Wednesday, February 4, 2015

5 Common Tactics Of Live-Music Sponsorship

Reserved for sponsor image
Every artist or band wants a sponsorship, even on a local level, but they're usually hard to come by. That's because most potential sponsors aren't aware of the many ways to utilize a sponsorship, and neither is the act.

Group M Entertainment and Sports Partnerships, the world's largest media buying firm, discovered during a 12 month study of 2,000 people spanning all age groups that 44% of concert goers are more likely to respond to a brand that sponsors a show compared to 38% at a sporting event. The only problem is that most brands aren't as familiar with music as they are of other "passion points" like sports.

That said, there are 5 tactics that a brand can use to sponsor an artist or band:

1. Pre-sale promotion
2. Ticket promotions
3. VIP/on-site hospitality
4. On-site sampling
5. Social media messaging

These apply to just about any kind of sponsorship, even for a local band. For instance, if you get a local clothing store to sponsor you, you can have their name on all tickets, their promotional material and banners can be available during meet and greets and after-parties, or they can have some of their clothing at the venue for attendees to check out. Of course, having them utilize their social media to promote the show and vice-versa the band promoting the store, could also be utilized.

By offering a variety of alternatives, you're more likely find sponsorship than just asking to hang a banner behind the band.

Tuesday, February 3, 2015

Facebook Isn't Cool Anymore, But It Doesn't Matter

Facebook and teens imageOnce again research shows that Facebook's popularity among teens continues to wane, as a new report from Frank N. Magid Associates found that the number of teens that use the social network is down 6% from last year.

That said, 88% of US teens still continue to use Facebook, and that number rises among all age groups over age 25. In general, Facebook user numbers still continue to grow in all age groups, especially outside the US, so you won't see a panic in the FB boardroom any time soon.

In fact, teens that leave Facebook tend to go to Instagram instead. You know who owns Instagram? Facebook, of course, so the service is losing teens basically to itself.

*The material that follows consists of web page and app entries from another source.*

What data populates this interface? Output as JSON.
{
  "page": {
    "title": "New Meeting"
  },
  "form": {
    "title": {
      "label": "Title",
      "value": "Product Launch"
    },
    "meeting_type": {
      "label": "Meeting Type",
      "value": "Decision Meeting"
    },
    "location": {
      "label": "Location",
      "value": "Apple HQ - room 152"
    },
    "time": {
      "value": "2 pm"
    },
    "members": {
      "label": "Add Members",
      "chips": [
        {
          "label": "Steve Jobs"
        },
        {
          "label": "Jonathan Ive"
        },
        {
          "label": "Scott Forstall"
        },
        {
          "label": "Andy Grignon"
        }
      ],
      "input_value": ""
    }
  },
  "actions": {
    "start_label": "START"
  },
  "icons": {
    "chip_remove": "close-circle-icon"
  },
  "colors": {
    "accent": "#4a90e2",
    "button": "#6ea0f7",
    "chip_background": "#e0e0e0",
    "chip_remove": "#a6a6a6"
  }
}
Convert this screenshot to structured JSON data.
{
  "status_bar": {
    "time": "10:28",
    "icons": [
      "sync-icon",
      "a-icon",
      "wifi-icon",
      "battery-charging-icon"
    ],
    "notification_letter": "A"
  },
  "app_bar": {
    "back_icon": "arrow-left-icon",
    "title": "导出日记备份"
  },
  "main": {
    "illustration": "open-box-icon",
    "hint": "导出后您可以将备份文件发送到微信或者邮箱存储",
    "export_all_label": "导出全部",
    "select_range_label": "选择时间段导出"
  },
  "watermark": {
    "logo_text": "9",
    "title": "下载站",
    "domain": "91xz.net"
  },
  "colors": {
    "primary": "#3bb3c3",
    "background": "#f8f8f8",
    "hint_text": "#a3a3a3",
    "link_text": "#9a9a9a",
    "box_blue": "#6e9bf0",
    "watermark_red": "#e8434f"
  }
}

What this means to  band or artist is that if your fanbase is comprised mostly of teens, then Instagram should definitely be part of your social media promotion mix. But don't forget Facebook, since a great many teens still do check it out, especially outside the US.

Monday, February 2, 2015

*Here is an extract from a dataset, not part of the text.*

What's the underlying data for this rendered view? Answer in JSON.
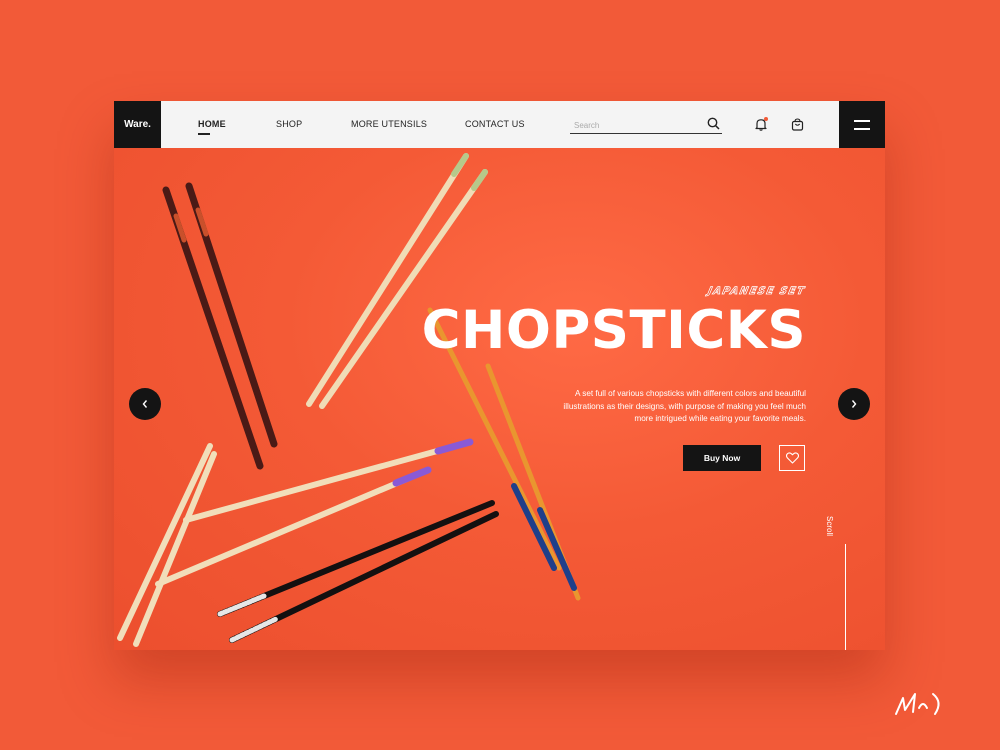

Katy Perry And The New Super Bowl Sales Bump

Katy Perry playing guitar image
When Katy Perry takes the field to present her 12 minutes of Super Bowl halftime entertainment on Sunday, the reality of what that exposure brings will have changed greatly from previous years. Forget music sales, social media followers, viral music videos or any of the other recent analytics that an appearance of such magnitude usually measures by. Sure, those will still be there, but this time the prime metric of the expected Super Bowl bump will be different. Now it’s all about the sponsorships.

Last year’s headliner Bruno Mars watched his album sales jump more than 160 percent right after his Super Bowl appearance, and his earnings for the year topped $60 million, good enough to place 12th on the Forbes list of richest entertainers. Ms. Perry has already sold nearly 100 million units, and that should increase directly after a halftime of greatest hits (even last year’s guests Red Hot Chili Peppers saw their greatest hits package soar over 400%), but the sales are almost an afterthought to an artist in the current music environment. In the new Music 4.0 world we live in, the music is the marketing, not the product.

While Perry came in 23rd on that same list with $40 million last year, she can expect a big bump in revenue in 2015 thanks to a major increase in her concert asking price as well as a big jump in her sponsorships. What that means is that the overhead involved in any major tour she mounts will diminish greatly with sponsors signing on for big dollars, which is where the real money in music is today. Read more on Forbes.


Related Posts Plugin for WordPress, Blogger...